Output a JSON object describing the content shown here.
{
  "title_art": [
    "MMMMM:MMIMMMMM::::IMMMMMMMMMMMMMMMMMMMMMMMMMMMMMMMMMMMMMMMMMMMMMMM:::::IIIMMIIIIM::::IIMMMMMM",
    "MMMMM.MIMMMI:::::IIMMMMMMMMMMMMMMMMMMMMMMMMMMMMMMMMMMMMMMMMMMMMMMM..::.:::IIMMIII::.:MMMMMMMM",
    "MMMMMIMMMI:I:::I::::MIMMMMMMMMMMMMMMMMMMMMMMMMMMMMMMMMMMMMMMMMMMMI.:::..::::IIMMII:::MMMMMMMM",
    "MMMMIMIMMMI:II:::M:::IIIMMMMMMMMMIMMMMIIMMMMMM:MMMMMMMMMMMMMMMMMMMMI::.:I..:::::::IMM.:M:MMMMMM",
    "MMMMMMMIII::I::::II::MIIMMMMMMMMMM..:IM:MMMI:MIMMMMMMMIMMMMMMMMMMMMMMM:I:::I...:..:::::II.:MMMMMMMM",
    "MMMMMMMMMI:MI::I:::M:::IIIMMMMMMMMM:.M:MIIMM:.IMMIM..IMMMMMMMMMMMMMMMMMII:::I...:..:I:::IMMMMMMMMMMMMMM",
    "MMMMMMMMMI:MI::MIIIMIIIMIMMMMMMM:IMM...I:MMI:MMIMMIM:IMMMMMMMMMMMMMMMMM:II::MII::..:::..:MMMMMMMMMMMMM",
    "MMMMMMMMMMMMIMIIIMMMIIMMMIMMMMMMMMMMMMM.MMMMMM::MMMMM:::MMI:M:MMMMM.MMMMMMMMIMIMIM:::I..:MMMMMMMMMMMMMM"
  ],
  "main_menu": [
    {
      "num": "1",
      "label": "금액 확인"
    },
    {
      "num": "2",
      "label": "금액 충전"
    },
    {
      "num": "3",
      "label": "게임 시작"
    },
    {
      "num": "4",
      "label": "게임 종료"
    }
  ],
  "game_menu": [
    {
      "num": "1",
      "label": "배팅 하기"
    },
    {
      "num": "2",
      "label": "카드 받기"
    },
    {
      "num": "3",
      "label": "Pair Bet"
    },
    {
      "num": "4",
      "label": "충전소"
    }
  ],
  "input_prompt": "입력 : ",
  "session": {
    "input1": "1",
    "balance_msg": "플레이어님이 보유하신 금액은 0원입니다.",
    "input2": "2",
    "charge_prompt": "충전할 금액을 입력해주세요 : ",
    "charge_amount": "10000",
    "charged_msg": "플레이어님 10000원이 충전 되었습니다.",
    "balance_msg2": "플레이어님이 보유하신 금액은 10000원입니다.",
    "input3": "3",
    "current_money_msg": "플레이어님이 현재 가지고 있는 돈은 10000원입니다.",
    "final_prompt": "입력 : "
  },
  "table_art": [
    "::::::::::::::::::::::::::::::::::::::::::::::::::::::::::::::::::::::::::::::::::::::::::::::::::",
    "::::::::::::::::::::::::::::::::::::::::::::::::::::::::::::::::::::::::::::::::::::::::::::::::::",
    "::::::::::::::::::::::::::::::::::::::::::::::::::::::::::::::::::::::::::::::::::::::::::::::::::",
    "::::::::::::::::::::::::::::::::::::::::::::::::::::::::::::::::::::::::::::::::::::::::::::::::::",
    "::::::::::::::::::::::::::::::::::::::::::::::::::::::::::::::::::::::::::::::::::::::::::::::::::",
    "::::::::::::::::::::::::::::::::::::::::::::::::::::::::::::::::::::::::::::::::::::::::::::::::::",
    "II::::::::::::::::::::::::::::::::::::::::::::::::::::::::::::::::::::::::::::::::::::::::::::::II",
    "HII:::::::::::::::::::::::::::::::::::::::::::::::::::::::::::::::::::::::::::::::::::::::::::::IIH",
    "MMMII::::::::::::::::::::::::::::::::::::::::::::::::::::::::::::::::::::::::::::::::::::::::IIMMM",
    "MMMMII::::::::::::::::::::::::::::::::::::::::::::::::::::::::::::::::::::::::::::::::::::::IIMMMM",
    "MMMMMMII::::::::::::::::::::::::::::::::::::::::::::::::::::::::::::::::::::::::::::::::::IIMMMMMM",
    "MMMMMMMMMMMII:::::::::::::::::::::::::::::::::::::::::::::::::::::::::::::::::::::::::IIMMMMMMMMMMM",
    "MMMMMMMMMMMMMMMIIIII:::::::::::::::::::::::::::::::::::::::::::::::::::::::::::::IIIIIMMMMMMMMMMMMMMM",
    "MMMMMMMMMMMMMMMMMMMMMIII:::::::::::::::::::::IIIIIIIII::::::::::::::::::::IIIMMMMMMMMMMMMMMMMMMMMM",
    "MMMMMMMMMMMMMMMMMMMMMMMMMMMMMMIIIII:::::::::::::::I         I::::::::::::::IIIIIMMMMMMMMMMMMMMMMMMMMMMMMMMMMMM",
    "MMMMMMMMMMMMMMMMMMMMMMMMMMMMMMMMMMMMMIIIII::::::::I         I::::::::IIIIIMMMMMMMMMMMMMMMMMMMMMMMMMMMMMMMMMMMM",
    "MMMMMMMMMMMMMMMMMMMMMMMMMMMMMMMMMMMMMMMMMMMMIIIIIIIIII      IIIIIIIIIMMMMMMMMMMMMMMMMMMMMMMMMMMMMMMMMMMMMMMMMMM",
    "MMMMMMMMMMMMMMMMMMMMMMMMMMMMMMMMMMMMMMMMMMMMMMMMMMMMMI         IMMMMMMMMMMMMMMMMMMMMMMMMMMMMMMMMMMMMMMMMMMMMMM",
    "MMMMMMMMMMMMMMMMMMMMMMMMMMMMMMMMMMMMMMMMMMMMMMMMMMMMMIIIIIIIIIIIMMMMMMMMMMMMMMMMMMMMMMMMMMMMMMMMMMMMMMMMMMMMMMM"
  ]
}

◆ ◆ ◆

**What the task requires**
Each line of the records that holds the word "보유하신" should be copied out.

**Problem solution**
    "balance_msg": "플레이어님이 보유하신 금액은 0원입니다.",
    "balance_msg2": "플레이어님이 보유하신 금액은 10000원입니다.",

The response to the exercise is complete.